At Juan Cole’s Informed Comment, Edmund Burke III (!) on déjà vu all over again in the Middle East:
In 1900 media fulmination about the threat posed by alleged Muslim fanaticism dominated the headlines. Then as now, nineteenth century European tabloid railings against the Sudanese Mahdi and pan-Islamic conspiracies were a proven way to sell newspapers. Then as now, the lords of empire sought to spook metropolitan populations into supporting military interventions by manufacturing Muslim rebels. Then as now, this helped win continued public support for endless war and colonial expansion. Thus our current preoccupations with al-Qaida, Somali hijackers and ISIS fanatics, fit rather well in the museum of imperialist culture.
The French colonial experience provides a salient example. French Algeria was a veritable bestiary of what not to do, ranging from such Islamophobic policies of closing mosques, libraries and Islamic schools to demonizing sufi brotherhoods as the sources of alleged pan-Islamic insurgency. By 1900, French colonial experts and metropolitan officials had become convinced that a change was needed. They looked to the model of British India for an example of what worked, and to Morocco as the potential site where they could “get it right” by introducing the model of British India. But before they could do that, they first had to get acquiescence of the other European powers and contend with Moroccan resistance.
Still an independent state in 1900, Morocco was coveted by no less than four major European powers. Indeed, Europe would several times come to the brink of war in the period 1900-1912 over what was then called “the Moroccan Question.” In order to deploy the “scientific imperialism” tool kit, a systematic French effort to study Moroccan society and its culture and institutions was required. Yet as late as 1900, European ignorance about Morocco was profound.. Few studies existed, and those that did traded heavily in orientalist clichés. Morocco was viewed as a “Tibet on the doorstep of Europe.” And France was only slightly better informed about Morocco than its main rivals–Britain, Spain and Germany

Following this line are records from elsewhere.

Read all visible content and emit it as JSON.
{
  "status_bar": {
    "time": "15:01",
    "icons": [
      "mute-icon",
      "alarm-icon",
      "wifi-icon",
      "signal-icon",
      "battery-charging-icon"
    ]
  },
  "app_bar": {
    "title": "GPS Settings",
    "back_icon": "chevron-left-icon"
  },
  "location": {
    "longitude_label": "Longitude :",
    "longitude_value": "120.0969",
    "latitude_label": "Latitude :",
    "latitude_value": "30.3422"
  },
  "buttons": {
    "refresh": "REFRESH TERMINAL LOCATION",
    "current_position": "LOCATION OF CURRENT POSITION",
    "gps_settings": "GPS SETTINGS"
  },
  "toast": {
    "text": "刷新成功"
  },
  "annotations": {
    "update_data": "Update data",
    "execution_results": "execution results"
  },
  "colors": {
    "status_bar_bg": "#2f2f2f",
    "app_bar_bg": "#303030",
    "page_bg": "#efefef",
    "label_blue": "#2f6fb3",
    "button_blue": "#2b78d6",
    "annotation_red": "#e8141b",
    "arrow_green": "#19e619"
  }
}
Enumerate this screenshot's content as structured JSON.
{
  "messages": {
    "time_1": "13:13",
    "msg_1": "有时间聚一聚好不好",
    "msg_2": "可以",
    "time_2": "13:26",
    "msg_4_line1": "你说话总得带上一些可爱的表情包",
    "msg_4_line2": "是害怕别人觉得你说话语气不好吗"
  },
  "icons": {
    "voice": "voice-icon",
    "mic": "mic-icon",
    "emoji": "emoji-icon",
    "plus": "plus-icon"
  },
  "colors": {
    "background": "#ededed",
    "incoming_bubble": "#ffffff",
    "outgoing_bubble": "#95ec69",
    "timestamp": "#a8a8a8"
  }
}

What makes the Moroccan case so interesting is that the Moroccan colonial archive was created in the span of a single generation in the heyday of “scientific imperialism.” Thus from the start “Moroccan Islam” was intended to provide support for the French colonial project. In Morocco we get to see the elaboration of a colonial archive—a task that took a century for the British to accomplish in India. We also get to see the uses to which ethnographic knowledge was put in the elaboration of the colonial project. This story is the very opposite of the U.S. experience in Afghanistan and Iraq.